What Local Therapists are Reading

Staring at the Sun: Overcoming the Terror of Death is written by a therapist, Irvin D. Yalom, who treats therapists. Yalom, in his 80’s, deals with his own mortality, his clients’, and his clients’ issues with their own mortality. Very clear, kind, and insightful guidance are rendered in Yalom’s sensitive and intelligent words. You can connect with Tom Magnus, LPC. 

The Story of Arthur Truluv by Elizabeth Berg is worth reading. Although I can’t take credit for the impetus to read the book (I credit my local book club), Berg is one of my favorite writers. She often writes about the families we build in non traditional ways. This book is no exception. It’s short, lovely, and reminds you what you love about people. You can connect with Liz Walter, LCSW. 

In Maybe You Should Talk to Someone, a non-fiction book that reads like a novel, therapist Lori Gottlieb’s world turns upside down when she is faced with her own sudden crisis. The book toggles between her own experience in therapy and how she copes with the crisis and sessions with her own clients. It gives insight into themes like hope, despair, love, and loss as well as a behind the scenes look into life on the other side of a therapist’s couch. To get a flavor for Gottlieb and her viewpoint, check out a New York Times interview with her here: What Your Therapist is Thinking About in that Therapy Session. ​You can connect with Dayna Stein, MST, MSW, LCSW. 

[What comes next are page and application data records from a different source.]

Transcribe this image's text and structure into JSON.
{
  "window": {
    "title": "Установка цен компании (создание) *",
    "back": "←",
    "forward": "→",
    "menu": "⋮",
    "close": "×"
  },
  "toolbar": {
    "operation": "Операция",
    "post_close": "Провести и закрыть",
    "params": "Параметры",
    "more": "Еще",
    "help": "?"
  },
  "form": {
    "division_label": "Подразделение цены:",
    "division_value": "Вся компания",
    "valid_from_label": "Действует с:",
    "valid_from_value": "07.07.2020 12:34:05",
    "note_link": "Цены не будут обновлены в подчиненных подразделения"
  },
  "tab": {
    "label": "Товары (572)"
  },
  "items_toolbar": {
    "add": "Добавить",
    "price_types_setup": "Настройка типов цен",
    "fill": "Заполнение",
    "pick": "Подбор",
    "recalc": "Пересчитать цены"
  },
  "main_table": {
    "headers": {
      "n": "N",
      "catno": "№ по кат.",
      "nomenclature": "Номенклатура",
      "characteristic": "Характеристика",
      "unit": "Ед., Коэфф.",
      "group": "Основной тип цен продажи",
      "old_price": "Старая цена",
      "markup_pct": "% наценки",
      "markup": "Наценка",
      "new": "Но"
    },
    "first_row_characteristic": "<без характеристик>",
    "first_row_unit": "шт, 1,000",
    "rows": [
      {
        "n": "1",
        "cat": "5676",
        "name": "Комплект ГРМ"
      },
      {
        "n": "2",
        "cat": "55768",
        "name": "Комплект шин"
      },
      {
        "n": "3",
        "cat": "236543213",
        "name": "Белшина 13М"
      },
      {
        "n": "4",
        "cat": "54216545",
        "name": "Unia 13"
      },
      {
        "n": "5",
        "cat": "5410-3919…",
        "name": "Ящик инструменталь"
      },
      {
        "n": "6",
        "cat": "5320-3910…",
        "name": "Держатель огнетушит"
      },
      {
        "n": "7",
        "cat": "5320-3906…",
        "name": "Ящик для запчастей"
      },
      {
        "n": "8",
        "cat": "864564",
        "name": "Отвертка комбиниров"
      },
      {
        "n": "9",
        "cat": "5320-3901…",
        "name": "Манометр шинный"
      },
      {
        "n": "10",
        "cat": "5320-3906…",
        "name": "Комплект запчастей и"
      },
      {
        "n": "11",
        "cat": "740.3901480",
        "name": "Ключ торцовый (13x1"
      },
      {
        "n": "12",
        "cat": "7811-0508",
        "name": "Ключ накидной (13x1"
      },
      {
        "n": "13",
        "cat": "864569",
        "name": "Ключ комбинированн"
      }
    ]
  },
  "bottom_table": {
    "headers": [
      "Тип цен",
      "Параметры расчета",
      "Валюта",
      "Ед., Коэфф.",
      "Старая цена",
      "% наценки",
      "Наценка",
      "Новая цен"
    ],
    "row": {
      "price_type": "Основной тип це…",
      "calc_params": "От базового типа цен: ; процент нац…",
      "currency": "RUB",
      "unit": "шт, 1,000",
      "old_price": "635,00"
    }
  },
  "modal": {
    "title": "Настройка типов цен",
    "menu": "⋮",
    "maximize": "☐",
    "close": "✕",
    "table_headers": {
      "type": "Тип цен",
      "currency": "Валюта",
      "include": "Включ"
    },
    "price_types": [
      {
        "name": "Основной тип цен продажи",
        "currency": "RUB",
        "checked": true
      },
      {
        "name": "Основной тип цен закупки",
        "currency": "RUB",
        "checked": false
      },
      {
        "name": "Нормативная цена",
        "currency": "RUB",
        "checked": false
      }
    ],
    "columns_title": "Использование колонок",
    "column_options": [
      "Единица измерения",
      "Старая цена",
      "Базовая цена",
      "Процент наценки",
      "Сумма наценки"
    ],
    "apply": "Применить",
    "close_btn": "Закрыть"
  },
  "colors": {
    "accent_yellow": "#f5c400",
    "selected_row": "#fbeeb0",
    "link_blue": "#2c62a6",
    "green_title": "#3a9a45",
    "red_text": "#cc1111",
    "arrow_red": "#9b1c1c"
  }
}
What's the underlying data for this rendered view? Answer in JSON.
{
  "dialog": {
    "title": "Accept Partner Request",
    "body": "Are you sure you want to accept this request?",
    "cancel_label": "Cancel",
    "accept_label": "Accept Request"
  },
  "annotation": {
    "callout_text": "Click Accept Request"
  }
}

The Fourth Trimester by Kimberly Ann Johnson is an excellent guide for women postpartum, including those with Perinatal Mood Disorders and birth trauma.  It examines postpartum healing on physical, emotional, relational, and spiritual levels.  As a social worker, I am always looking at the “person in environment” and providing treatment that is holistic. This book fits the bill. You can connect with Geraldine “Gerry” Viggiani, LCSW, LCADC, PMH-C.

A favorite book is When Things Fall Apart by Pema Chodron.  It is about facing difficulties in life, regardless of what those difficulties are. It is written from a Buddhist point of view.  I actually prefer the audio book version which is read by Pema Chodron herself. You can connect with Marcella DiFedele, MS, LCSW.

The Body Keeps the Score by Bessel Van der Kolk, MD, a renowned trauma expert, talks about how trauma reshapes both the brain and the body. Trauma gets trapped in our memories and our bodies, and manifests in a physical way. Body-brain therapies such as EMDR and yoga can activate the body’s ability to heal trauma. The body is everything in healing! By becoming attuned to how the body manifests trauma, we can better heal the way the brain regulates the body. You can connect with Kimberly Kahn, LCSW.

Kimberly Kahn, LCSW 

Eating and Body Image Therapist 

By |2019-06-07T21:12:20+00:00May 14th, 2019|Latest Articles|